|2012||Tegus (ThE Geospatial language Understanding System) demonstrated point and path geolocation based on natural language descriptions of street-level features (“tell me what you see and I’ll tell you where you are”).|||
|2014||The ASMA (Asthma Self-Management Aid) system was designed to provide interaction via mobile phones, using unconstrained text messages, with adolescents suffering from asthma. Its goal was to facilitate symptom monitoring, treatment adherence, and adolescent–parent partnership. The system was developed through a partnership with the School of Nursing at the University of Rochester, where it is currently going through a second phase of evaluations on real patients.|||

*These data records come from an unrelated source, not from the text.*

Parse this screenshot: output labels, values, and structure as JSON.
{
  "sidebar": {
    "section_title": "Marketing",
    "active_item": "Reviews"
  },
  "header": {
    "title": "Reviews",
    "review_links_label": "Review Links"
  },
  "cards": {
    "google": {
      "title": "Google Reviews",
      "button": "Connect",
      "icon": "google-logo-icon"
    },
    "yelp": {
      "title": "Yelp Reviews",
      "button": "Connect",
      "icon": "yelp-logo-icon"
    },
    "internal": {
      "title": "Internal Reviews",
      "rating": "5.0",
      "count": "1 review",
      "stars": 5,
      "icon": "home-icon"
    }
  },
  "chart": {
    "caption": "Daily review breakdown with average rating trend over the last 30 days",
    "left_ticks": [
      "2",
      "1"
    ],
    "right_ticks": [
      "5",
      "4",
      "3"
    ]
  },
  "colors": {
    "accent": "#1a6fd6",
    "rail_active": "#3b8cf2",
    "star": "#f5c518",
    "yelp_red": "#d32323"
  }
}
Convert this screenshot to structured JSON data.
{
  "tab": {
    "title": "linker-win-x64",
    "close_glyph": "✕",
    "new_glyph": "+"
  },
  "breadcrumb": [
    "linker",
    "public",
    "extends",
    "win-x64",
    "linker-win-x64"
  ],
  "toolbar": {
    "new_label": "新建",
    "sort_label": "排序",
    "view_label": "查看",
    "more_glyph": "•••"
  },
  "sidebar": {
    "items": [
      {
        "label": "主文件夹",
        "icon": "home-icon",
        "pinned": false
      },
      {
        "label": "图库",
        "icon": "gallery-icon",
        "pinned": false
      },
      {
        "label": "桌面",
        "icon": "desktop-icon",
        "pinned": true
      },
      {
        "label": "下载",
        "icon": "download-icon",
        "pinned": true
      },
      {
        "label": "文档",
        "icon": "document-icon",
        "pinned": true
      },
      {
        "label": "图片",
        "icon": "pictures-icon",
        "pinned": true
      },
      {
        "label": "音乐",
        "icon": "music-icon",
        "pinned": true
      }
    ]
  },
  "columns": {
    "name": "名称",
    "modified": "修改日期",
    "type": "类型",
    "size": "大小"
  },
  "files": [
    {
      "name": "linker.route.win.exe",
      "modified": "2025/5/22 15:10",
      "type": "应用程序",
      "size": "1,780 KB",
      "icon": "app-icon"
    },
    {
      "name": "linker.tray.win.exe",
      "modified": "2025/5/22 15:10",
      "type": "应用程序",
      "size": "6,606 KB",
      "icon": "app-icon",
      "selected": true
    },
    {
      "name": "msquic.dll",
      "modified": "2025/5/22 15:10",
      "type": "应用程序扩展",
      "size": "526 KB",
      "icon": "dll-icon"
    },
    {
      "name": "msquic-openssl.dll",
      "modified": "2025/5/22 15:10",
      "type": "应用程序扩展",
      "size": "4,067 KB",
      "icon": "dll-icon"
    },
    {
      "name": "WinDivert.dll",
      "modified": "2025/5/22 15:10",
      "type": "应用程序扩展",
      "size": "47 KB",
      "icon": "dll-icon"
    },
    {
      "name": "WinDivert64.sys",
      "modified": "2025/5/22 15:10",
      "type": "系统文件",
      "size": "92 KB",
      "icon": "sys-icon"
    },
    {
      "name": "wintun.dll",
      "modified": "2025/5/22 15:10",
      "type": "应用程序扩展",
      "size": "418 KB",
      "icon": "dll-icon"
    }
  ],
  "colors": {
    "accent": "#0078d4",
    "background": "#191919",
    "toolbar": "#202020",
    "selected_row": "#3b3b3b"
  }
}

- ^ Ferguson, G., and Allen, J. (1998). TRIPS: An Intelligent Integrated Problem-Solving Assistant. In Proceedings of the Fifteenth National Conference on Artificial Intelligence (AAAI-98), 567–573. Menlo Park, CA: AAAI Press. [pdf]
- ^ Chambers, N., J. Allen, L. Galescu, and H. Jung (2005). A Dialogue-Based Approach to Multi-Robot Team Control. In L. E. Parker, F. E. Schneider, and A. C. Schultz (Eds.), Multi-Robot Systems. From Swarms to Intelligent Automata Volume III, pp. 257-262. Springer Netherlands. [doi:10.1007/1-4020-3389-3_21]
- ^ Allen, J., Ferguson, G., Blaylock N., Byron, D., Chambers, N., Dzikovska, M., Galescu, L., and Swift, M. (2006). Chester: Towards a Personal Medication Advisor. Journal of Biomedical Informatics 39(5):500-513. Elsevier. [pdf]
- ^ Chambers, N., Allen, J., Galescu, L., Jung, H., Taysom, W. (2006). Using Semantics to Identify Web Objects. Proceedings of the Twenty-First National Conference on Artificial Intelligence (AAAI-06), Boston, MA. AAAI Press. [pdf]
- ^ Allen, J., Chambers, N., Ferguson, G., Galescu, L., Jung, H., Swift, M., and Taysom, W. (2007). PLOW: A Collaborative Task Learning Agent. Proceedings of the Twenty-Second Conference on Artificial Intelligence (AAAI-07). Vancouver, Canada, Jul 22-26. Outstanding paper award winner. [pdf]
- ^ Jung, H., Allen, J., Galescu, L., Chambers, N., Swift, M. and Taysom, W. (2008). Utilizing Natural Language for One-Shot Task Learning. Journal of Logic and Computation,18/3:475-493, Oxford University Press. [doi:10.1093/logcom/exm071]
- ^ Johnson, M., Intlekofer Jr, K., Jung, H., Bradshaw, J. M., Allen, J., Suri, N., & Carvalho, M. (2008). Coordinated operations in mixed teams of humans and robots. In Proceedings of the First IEEE Conference on Distributed Human-Machine Systems (DHMS 2008), Athens, Greece (in press, 2008). [pdf]
- ^ Ferguson, G., J. Allen, L. Galescu, J. Quinn, and M. Swift (2009). CARDIAC: An intelligent conversational assistant for chronic heart failure patient heath monitoring. In AAAI Fall Symposium on Virtual Healthcare Interaction (VHI’09). [pdf]
- ^ Blaylock, N., de Beaumont, W., Galescu, L., Jung, H., Allen, J., Ferguson, G., and Swift, M. (2012). Play-by-play learning for textual user interfaces. In Applied Natural Language Processing: Identification, Investigation, Resolution, McCarthy, P. M., and Boonthum-Denecke, C. (eds.), pp. 351-364. IGI Global. [doi:10.4018/978-1-60960-741-8]
- ^ Blaylock, N., J. Allen, W. Beaumont, L. Galescu, and H. Jung (2012). Street-Level geolocation from natural language descriptions. Traitement Automatique des Langues, 53 (2), 177-205. [pdf]
- ^ Rhee H, Allen J, Mammen J, Swift M. Mobile phone-based asthma self-management aid for adolescents (mASMAA): a feasibility study. Patient preference and adherence. 2014;8:63-72. doi:10.2147/PPA.S53504.